*TASK TO CARRY OUT*
Without the pictures, set down every line of the data exactly.

*PROVIDED DATA*
::::
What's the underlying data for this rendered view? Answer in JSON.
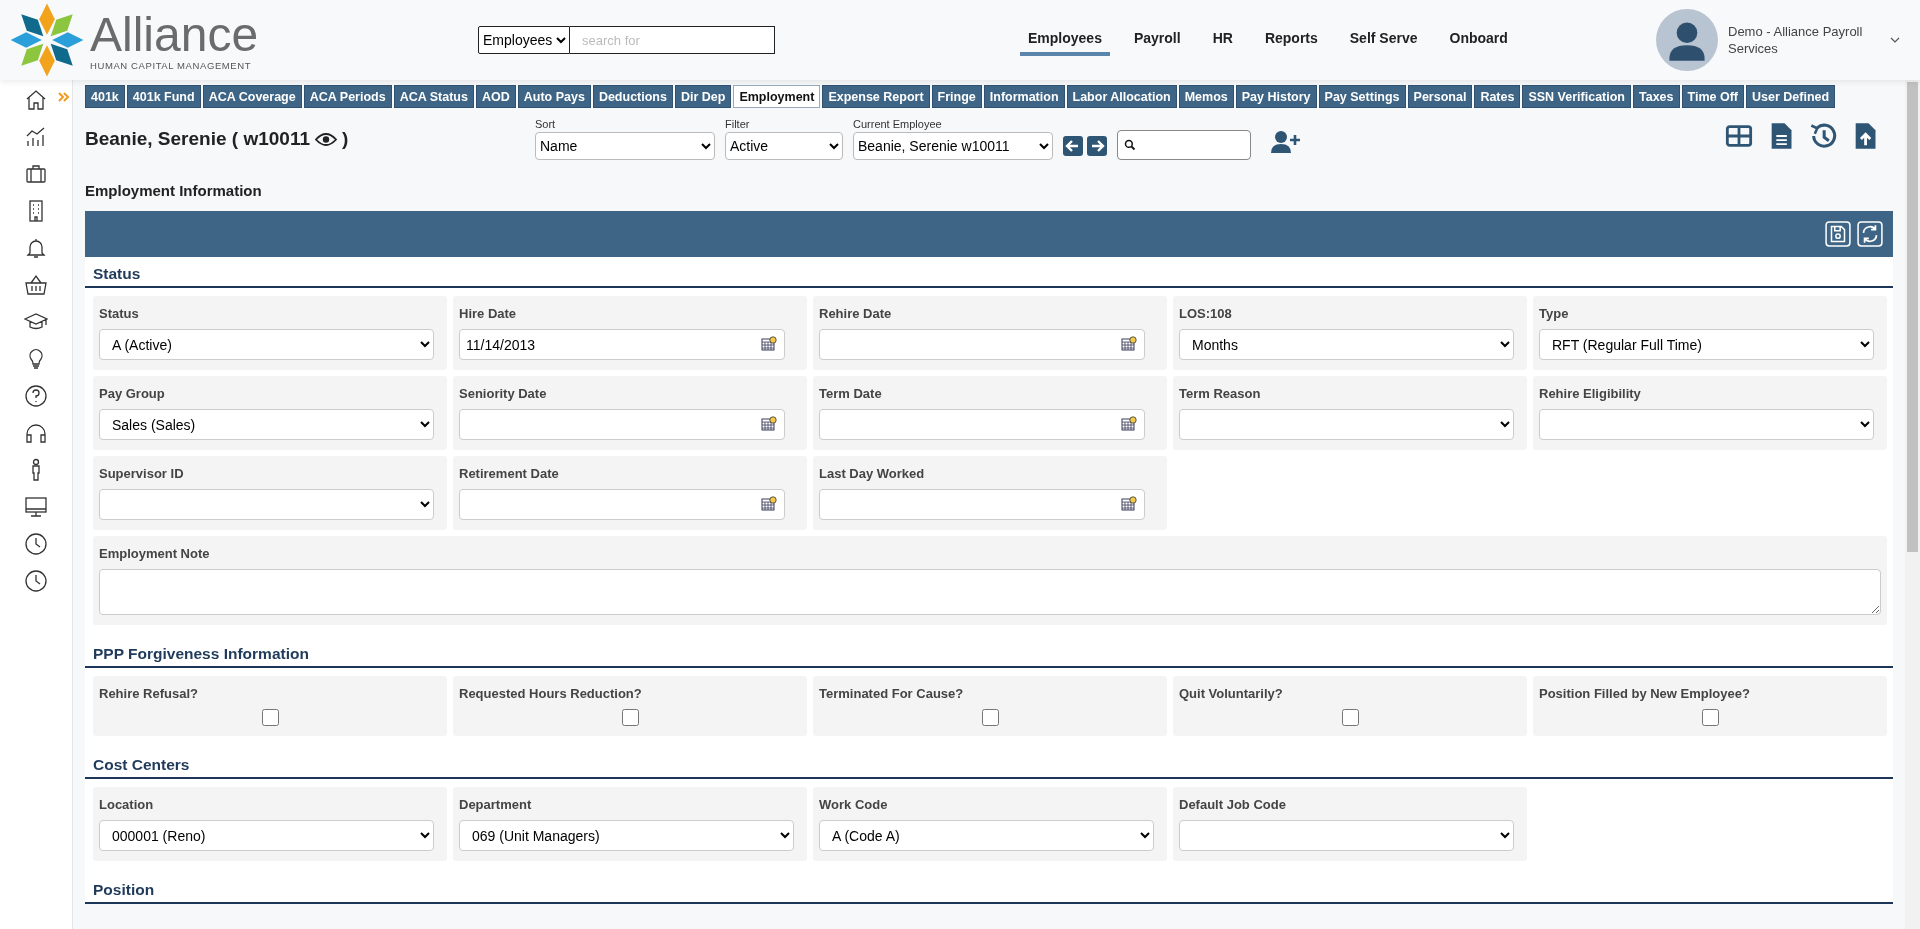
{
  "header": {
    "logo": {
      "name": "Alliance",
      "tagline": "HUMAN CAPITAL MANAGEMENT"
    },
    "search": {
      "scope": "Employees",
      "placeholder": "search for"
    },
    "nav": [
      {
        "label": "Employees",
        "selected": true
      },
      {
        "label": "Payroll",
        "selected": false
      },
      {
        "label": "HR",
        "selected": false
      },
      {
        "label": "Reports",
        "selected": false
      },
      {
        "label": "Self Serve",
        "selected": false
      },
      {
        "label": "Onboard",
        "selected": false
      }
    ],
    "user": {
      "name": "Demo - Alliance Payroll Services"
    }
  },
  "tabs": [
    {
      "label": "401k",
      "selected": false
    },
    {
      "label": "401k Fund",
      "selected": false
    },
    {
      "label": "ACA Coverage",
      "selected": false
    },
    {
      "label": "ACA Periods",
      "selected": false
    },
    {
      "label": "ACA Status",
      "selected": false
    },
    {
      "label": "AOD",
      "selected": false
    },
    {
      "label": "Auto Pays",
      "selected": false
    },
    {
      "label": "Deductions",
      "selected": false
    },
    {
      "label": "Dir Dep",
      "selected": false
    },
    {
      "label": "Employment",
      "selected": true
    },
    {
      "label": "Expense Report",
      "selected": false
    },
    {
      "label": "Fringe",
      "selected": false
    },
    {
      "label": "Information",
      "selected": false
    },
    {
      "label": "Labor Allocation",
      "selected": false
    },
    {
      "label": "Memos",
      "selected": false
    },
    {
      "label": "Pay History",
      "selected": false
    },
    {
      "label": "Pay Settings",
      "selected": false
    },
    {
      "label": "Personal",
      "selected": false
    },
    {
      "label": "Rates",
      "selected": false
    },
    {
      "label": "SSN Verification",
      "selected": false
    },
    {
      "label": "Taxes",
      "selected": false
    },
    {
      "label": "Time Off",
      "selected": false
    },
    {
      "label": "User Defined",
      "selected": false
    }
  ],
  "employee": {
    "name": "Beanie, Serenie ( w10011",
    "suffix": ")"
  },
  "controls": {
    "sort": {
      "label": "Sort",
      "value": "Name"
    },
    "filter": {
      "label": "Filter",
      "value": "Active"
    },
    "current": {
      "label": "Current Employee",
      "value": "Beanie, Serenie w10011"
    }
  },
  "page_title": "Employment Information",
  "sections": [
    {
      "title": "Status",
      "fields": [
        {
          "kind": "select",
          "label": "Status",
          "value": "A (Active)"
        },
        {
          "kind": "date",
          "label": "Hire Date",
          "value": "11/14/2013"
        },
        {
          "kind": "date",
          "label": "Rehire Date"
        },
        {
          "kind": "select",
          "label": "LOS:108",
          "value": "Months"
        },
        {
          "kind": "select",
          "label": "Type",
          "value": "RFT (Regular Full Time)"
        },
        {
          "kind": "select",
          "label": "Pay Group",
          "value": "Sales (Sales)"
        },
        {
          "kind": "date",
          "label": "Seniority Date"
        },
        {
          "kind": "date",
          "label": "Term Date"
        },
        {
          "kind": "select",
          "label": "Term Reason"
        },
        {
          "kind": "select",
          "label": "Rehire Eligibility"
        },
        {
          "kind": "select",
          "label": "Supervisor ID"
        },
        {
          "kind": "date",
          "label": "Retirement Date"
        },
        {
          "kind": "date",
          "label": "Last Day Worked"
        },
        {
          "kind": "textarea",
          "label": "Employment Note"
        }
      ]
    },
    {
      "title": "PPP Forgiveness Information",
      "fields": [
        {
          "kind": "checkbox",
          "label": "Rehire Refusal?",
          "checked": false
        },
        {
          "kind": "checkbox",
          "label": "Requested Hours Reduction?",
          "checked": false
        },
        {
          "kind": "checkbox",
          "label": "Terminated For Cause?",
          "checked": false
        },
        {
          "kind": "checkbox",
          "label": "Quit Voluntarily?",
          "checked": false
        },
        {
          "kind": "checkbox",
          "label": "Position Filled by New Employee?",
          "checked": false
        }
      ]
    },
    {
      "title": "Cost Centers",
      "fields": [
        {
          "kind": "select",
          "label": "Location",
          "value": "000001 (Reno)"
        },
        {
          "kind": "select",
          "label": "Department",
          "value": "069 (Unit Managers)"
        },
        {
          "kind": "select",
          "label": "Work Code",
          "value": "A (Code A)"
        },
        {
          "kind": "select",
          "label": "Default Job Code"
        }
      ]
    },
    {
      "title": "Position"
    }
  ]
}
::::
*WRITTEN REPLY*
What's the underlying data for this rendered view? Answer in JSON.
{
  "header": {
    "logo": {
      "name": "Alliance",
      "tagline": "HUMAN CAPITAL MANAGEMENT"
    },
    "search": {
      "scope": "Employees",
      "placeholder": "search for"
    },
    "nav": [
      {
        "label": "Employees",
        "selected": true
      },
      {
        "label": "Payroll",
        "selected": false
      },
      {
        "label": "HR",
        "selected": false
      },
      {
        "label": "Reports",
        "selected": false
      },
      {
        "label": "Self Serve",
        "selected": false
      },
      {
        "label": "Onboard",
        "selected": false
      }
    ],
    "user": {
      "name": "Demo - Alliance Payroll Services"
    }
  },
  "tabs": [
    {
      "label": "401k",
      "selected": false
    },
    {
      "label": "401k Fund",
      "selected": false
    },
    {
      "label": "ACA Coverage",
      "selected": false
    },
    {
      "label": "ACA Periods",
      "selected": false
    },
    {
      "label": "ACA Status",
      "selected": false
    },
    {
      "label": "AOD",
      "selected": false
    },
    {
      "label": "Auto Pays",
      "selected": false
    },
    {
      "label": "Deductions",
      "selected": false
    },
    {
      "label": "Dir Dep",
      "selected": false
    },
    {
      "label": "Employment",
      "selected": true
    },
    {
      "label": "Expense Report",
      "selected": false
    },
    {
      "label": "Fringe",
      "selected": false
    },
    {
      "label": "Information",
      "selected": false
    },
    {
      "label": "Labor Allocation",
      "selected": false
    },
    {
      "label": "Memos",
      "selected": false
    },
    {
      "label": "Pay History",
      "selected": false
    },
    {
      "label": "Pay Settings",
      "selected": false
    },
    {
      "label": "Personal",
      "selected": false
    },
    {
      "label": "Rates",
      "selected": false
    },
    {
      "label": "SSN Verification",
      "selected": false
    },
    {
      "label": "Taxes",
      "selected": false
    },
    {
      "label": "Time Off",
      "selected": false
    },
    {
      "label": "User Defined",
      "selected": false
    }
  ],
  "employee": {
    "name": "Beanie, Serenie ( w10011",
    "suffix": ")"
  },
  "controls": {
    "sort": {
      "label": "Sort",
      "value": "Name"
    },
    "filter": {
      "label": "Filter",
      "value": "Active"
    },
    "current": {
      "label": "Current Employee",
      "value": "Beanie, Serenie w10011"
    }
  },
  "page_title": "Employment Information",
  "sections": [
    {
      "title": "Status",
      "fields": [
        {
          "kind": "select",
          "label": "Status",
          "value": "A (Active)"
        },
        {
          "kind": "date",
          "label": "Hire Date",
          "value": "11/14/2013"
        },
        {
          "kind": "date",
          "label": "Rehire Date"
        },
        {
          "kind": "select",
          "label": "LOS:108",
          "value": "Months"
        },
        {
          "kind": "select",
          "label": "Type",
          "value": "RFT (Regular Full Time)"
        },
        {
          "kind": "select",
          "label": "Pay Group",
          "value": "Sales (Sales)"
        },
        {
          "kind": "date",
          "label": "Seniority Date"
        },
        {
          "kind": "date",
          "label": "Term Date"
        },
        {
          "kind": "select",
          "label": "Term Reason"
        },
        {
          "kind": "select",
          "label": "Rehire Eligibility"
        },
        {
          "kind": "select",
          "label": "Supervisor ID"
        },
        {
          "kind": "date",
          "label": "Retirement Date"
        },
        {
          "kind": "date",
          "label": "Last Day Worked"
        },
        {
          "kind": "textarea",
          "label": "Employment Note"
        }
      ]
    },
    {
      "title": "PPP Forgiveness Information",
      "fields": [
        {
          "kind": "checkbox",
          "label": "Rehire Refusal?",
          "checked": false
        },
        {
          "kind": "checkbox",
          "label": "Requested Hours Reduction?",
          "checked": false
        },
        {
          "kind": "checkbox",
          "label": "Terminated For Cause?",
          "checked": false
        },
        {
          "kind": "checkbox",
          "label": "Quit Voluntarily?",
          "checked": false
        },
        {
          "kind": "checkbox",
          "label": "Position Filled by New Employee?",
          "checked": false
        }
      ]
    },
    {
      "title": "Cost Centers",
      "fields": [
        {
          "kind": "select",
          "label": "Location",
          "value": "000001 (Reno)"
        },
        {
          "kind": "select",
          "label": "Department",
          "value": "069 (Unit Managers)"
        },
        {
          "kind": "select",
          "label": "Work Code",
          "value": "A (Code A)"
        },
        {
          "kind": "select",
          "label": "Default Job Code"
        }
      ]
    },
    {
      "title": "Position"
    }
  ]
}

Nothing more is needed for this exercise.